Tuesday, September 15, 2009
Rigging My Beavertail Skiff For Matlacha
The perfect flats boat doesn’t really exist, but for every angler there’s always one that comes close. Over the years I’ve owned five different skiffs, from a beat up Gheenoe to a top of the line Maverick Mirage. They’ve all had their merits but my current boat is the one that comes closest to being perfect for my type of fishing. Here’s a quick rundown of how I have it rigged.
For the last two years I’ve been guiding out of a Beavertail B-2, this is an eighteen foot skiff made in Avon, Minnesota, which is more than a thousand miles away from the nearest redfish. Beavertail, originally a duck hunting company, has almost perfected the technical poling skiff over the past five years. Since the majority of my anglers are looking to sight cast with fly rods, the five hundred pound B-2 is about as quiet and easy to pole as a flats boat can get. With a full tank of gas and two anglers it floats in only six inches of water, which is shallower than most redfish will ever swim.
I ordered the Beavertail to replace the older Maverick Mirage I was using down on Vieques, Puerto Rico. There were no boat ramps close to where I fished and the Maverick was too heavy to launch off the beach. With the Beavertail I could back right down on to the sand and have a five minute run to the island’s best bonefish flats and it would prove just as useful up here in Florida.
The B-2 that I bought was a very basic model with a side console, trim tabs, and not much else. I powered it with a fifty-horsepower Yamaha two-stroke outboard. I learned the hard way with my Maverick that owning anything other than a Yamaha outside of the Continental U.S. is asking for trouble. Almost every single boat you see bobbing around the Caribbean is sporting a Yamaha. They’re incredibly reliable and parts are available worldwide.
With only fifty horsepower, my B-2 is no rocket sled. It will hit thirty mph wide open, but I never needed to travel more than four or five miles to get to the fish on Vieques. I plan to eventually bump the power up to a four-stroke sixty for the longer runs that I need to make here around Pine Island.
After I shipped the Beavertail back to Florida I made a couple more additions that I think are must haves for this area. The first thing I added was a Garmin 440s. This full color GPS/Sonar unit comes loaded with charts and tide tables for the entire coastal U.S. and the Bahamas. Technology like this didn’t exist for small boats when I first started guiding and I really like marking the schools of baby tarpon I find way up in the local mangrove creeks.

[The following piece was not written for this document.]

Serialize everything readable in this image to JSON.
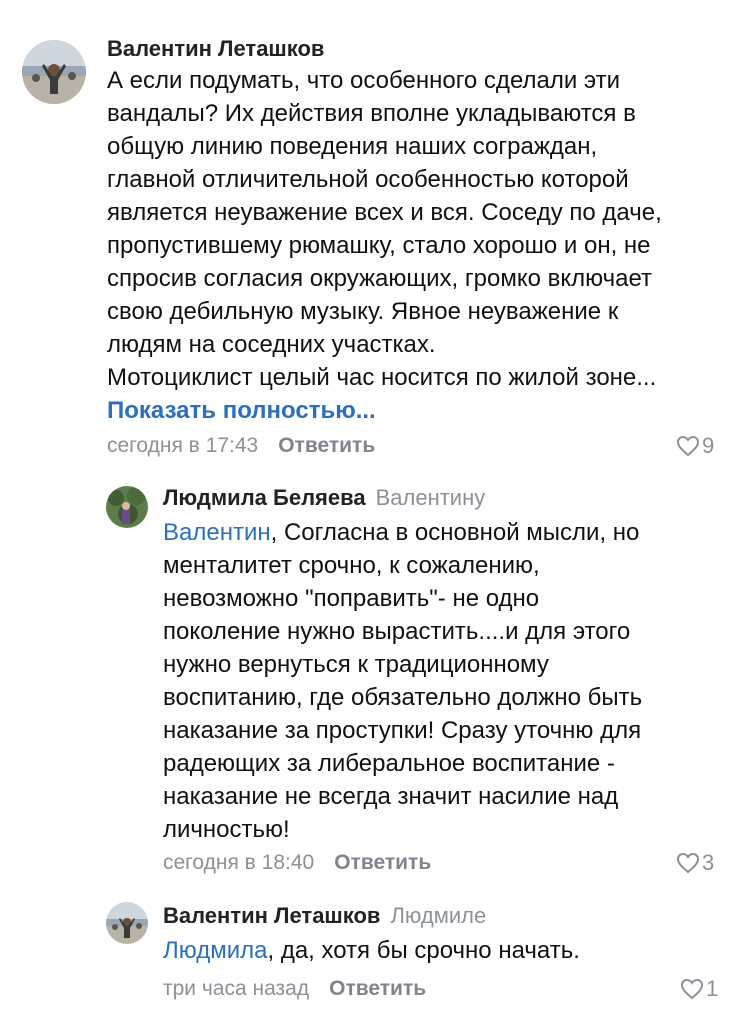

The second thing I added was a trolling motor. It’s rare to see a small boat in this area without one but this is something I didn’t need it when I had the skiff sent to Vieques. Chasing bonefish by boat in shallow water and high winds requires someone on the poling platform at all times, and that person was always me. If I wanted to catch a one on my day off I did it on foot. The flats up here around Pine Island are far more expansive and a trolling motor is a must for exploring new spots. The Beavertail’s light hull allowed me to rig it with a lower thrust and less costly unit. I chose a fifty-five pound thrust Minn Kota Riptide which only requires a single battery, saving me a lot of weight on the bow.
Another must have for this area is a shallow water anchor system. Just about every flats or bay boat in Southwest Florida now sports a Power Pole. This is one of the best inventions for boaters in the last twenty years, allowing you to stop and hold position in up to eight feet of water at the touch of a button. I don’t know anyone who owns a Power Pole and is not totally satisfied with it. Beavertail offers them as a factory installed option but I didn’t order it and wish I had. The $1500 cost was a serious issue at the time but it would have been money well spent.
For now I use a Stick It Anchor Pin. This is an ingenious piece of hardware that I call the “Poor Man’s Power Pole.” The Stick It is a simple eight foot composite spike with a nylon lanyard and a T handle at the top. You simply shove it into the bottom and tie it off to the bow or stern. This holds a light skiff almost as well as a Power Pole but only costs $90. It’s an easy and indestructible alternative and also a great backup system for larger boats in the shallows. At some point, however, I will add an eight foot Power Pole to my Beavertail.
Finally, the one piece of gear on my boat that gets more use than any other is my graphite push pole. By my own rough estimate I’ve spent at least twelve thousand hours on a poling platform over the last fifteen years. That’s almost five hundred solid days with a push pole in my hands. I’ve owned only one model for the past ten years and that’s a twenty-one foot Stiffy Hybrid. These Texas made push poles are the best on the market and at $700 they’re not cheap. They are well worth the money. This is the one thing I consider indispensible on my boat and I wouldn’t consider using another model.
So that’s a quick rundown of how I’ve rigged my boat for fishing around Pine Island. I’m not endorsed by any company I mentioned above so these were my honest opinions. There are a lot of flats boats currently on the market similar to my Beavertail B-2. Most cost more and some cost less. The good news is that if you’re in the market for a very shallow running skiff and the all the gear to rig it for fishing Southwest Florida, you literally have a ton of choices. It’s a great time to hit the flats.